Moral entrepreneurs are critical for moral emergence because they call attention to issues, or even 'create' issues, by using language that names, interprets, and dramatizes them.[7] Typifying is a prominent rhetorical tool employed by moral entrepreneurs when attempting to define social problems. Typification is when claimsmakers characterize a problem's nature which is most commonly done by suggesting that a problem is best understood from a particular perspective (i.e. medical, moral, criminal, political, etc.).[8] Therefore, moral entrepreneurs often engage in typification by claiming that certain behaviors or groups are acting in morally dangerous ways. Moral entrepreneurs are more successful at defining deviance when they can identify an entire group with a particular behavior and create fear that the behavior represents a danger not only to the group but also to the rest of society. Through typification and the creation of a dangerous class, moral entrepreneurs aim to place the activities of a particular group on the public's agenda and label certain actions as social problems.[9]

Claimsmakers in areas such as the problem of drinking and driving, child abuse, or date rape, play an important role in the creation of the rhetoric that creates and determines what is deviant and what is a considered a problem in society.[10] Through creating and popularizing definitions for terms relevant to the issue (such as "rape", "abuse" and "drunk"), claimsmakers and moral entrepreneurs can not only further their interests, but also sway the social movement and understanding of the issues themselves.

Lawmaking[edit]

Moral entrepreneurs are also central in the construction of social deviance, including the development of drug scares. The role of moral entrepreneurs in this instance, for example, is to assign responsibility to drugs for an array of preexisting public problems.[3] Over the course of the past century, drug laws have been passed with the intent of reducing drug problems; even if they have not done this, they have certainly expanded the power of the social control held by moral entrepreneurs.[3] Examples of laws created by moral entrepreneurship include those during prohibition in the United States, San Francisco's anti-opium den ordinance of 1875, and the Harrison Narcotics Tax Act of 1914.

See also[edit]

References[edit]

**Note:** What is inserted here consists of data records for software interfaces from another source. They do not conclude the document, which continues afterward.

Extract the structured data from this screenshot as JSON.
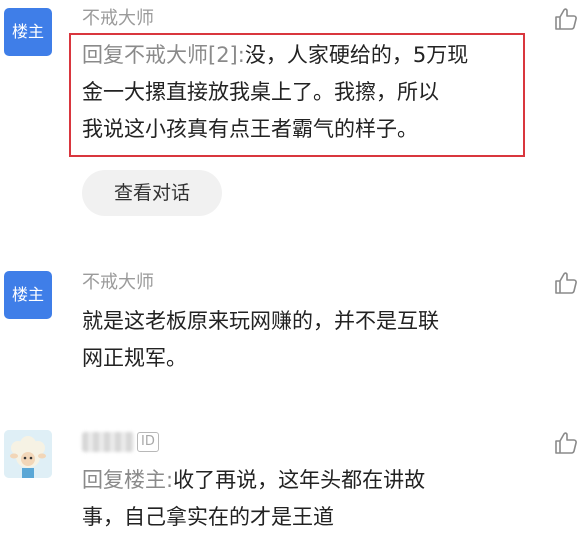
{
  "comments": [
    {
      "avatar_label": "楼主",
      "username": "不戒大师",
      "reply_prefix": "回复不戒大师[2]:",
      "text": "没，人家硬给的，5万现金一大摞直接放我桌上了。我擦，所以我说这小孩真有点王者霸气的样子。",
      "lines": [
        "回复不戒大师[2]:没，人家硬给的，5万现",
        "金一大摞直接放我桌上了。我擦，所以",
        "我说这小孩真有点王者霸气的样子。"
      ],
      "highlighted": true,
      "view_dialog_label": "查看对话"
    },
    {
      "avatar_label": "楼主",
      "username": "不戒大师",
      "lines": [
        "就是这老板原来玩网赚的，并不是互联",
        "网正规军。"
      ]
    },
    {
      "avatar_icon": "sheep-avatar-icon",
      "username_blurred": true,
      "id_badge": "ID",
      "reply_prefix": "回复楼主:",
      "lines": [
        "回复楼主:收了再说，这年头都在讲故",
        "事，自己拿实在的才是王道"
      ]
    }
  ],
  "icons": {
    "like": "thumbs-up-icon"
  },
  "colors": {
    "avatar_blue": "#3f7ee8",
    "highlight_border": "#d9363e",
    "username_gray": "#9b9b9b",
    "text_dark": "#222222"
  }
}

  1. ^ a b c d Pozen, David E. 2008. “We Are All Entrepreneurs Now.” Wake Forest Law Review 43:283–340.
  2. ^ a b c d Becker, Howard S. 1963. Outsiders: Studies in the Sociology of Deviance. New York: Free Press Glencoe. pp. 147–153.
  3. ^ a b c Reinarman, Craig. 1994. "The Social Construction of Drug Scares." Pp. 155–65. Moral Entrepreneurs: Campaigning.
  4. ^ Black, Donald. 1993. "Making Enemies." Pp. 144–57 in The Social Structure of Right and Wrong. San Diego, CA: Academic Press.
  5. ^ Tuggle, Justin and Holmes, Malcolm. 1997. "Blowing Smoke: Status Politics and the Smoking Ban."
  6. ^ Posner, Richard. 1997. The Problematics of Moral and Legal Theory.
  7. ^ Finnemore and Sikkink. 1998. "International Norm Dynamics and Political Change." International Organization 52(autumn):887–917.
  8. ^ Best, Joel. "typification and Social Problems Construction." Pp. 3-10 in Images of Issues: Typifying Contemporary Social Problems. 1989.
  9. ^ Schneider, Anne L., and Helen M. Ingram. 2005. Deserving and Entitled: Social Constructions and Public Policy. Albany: State University of New York.
  10. ^ Glazer, Nathan. 1994. "How Social Problems are Born."
  • Becker, Howard S. (1963). Outsiders: Studies in the Sociology of Deviance. New York: The Free Press. pp. 147–153.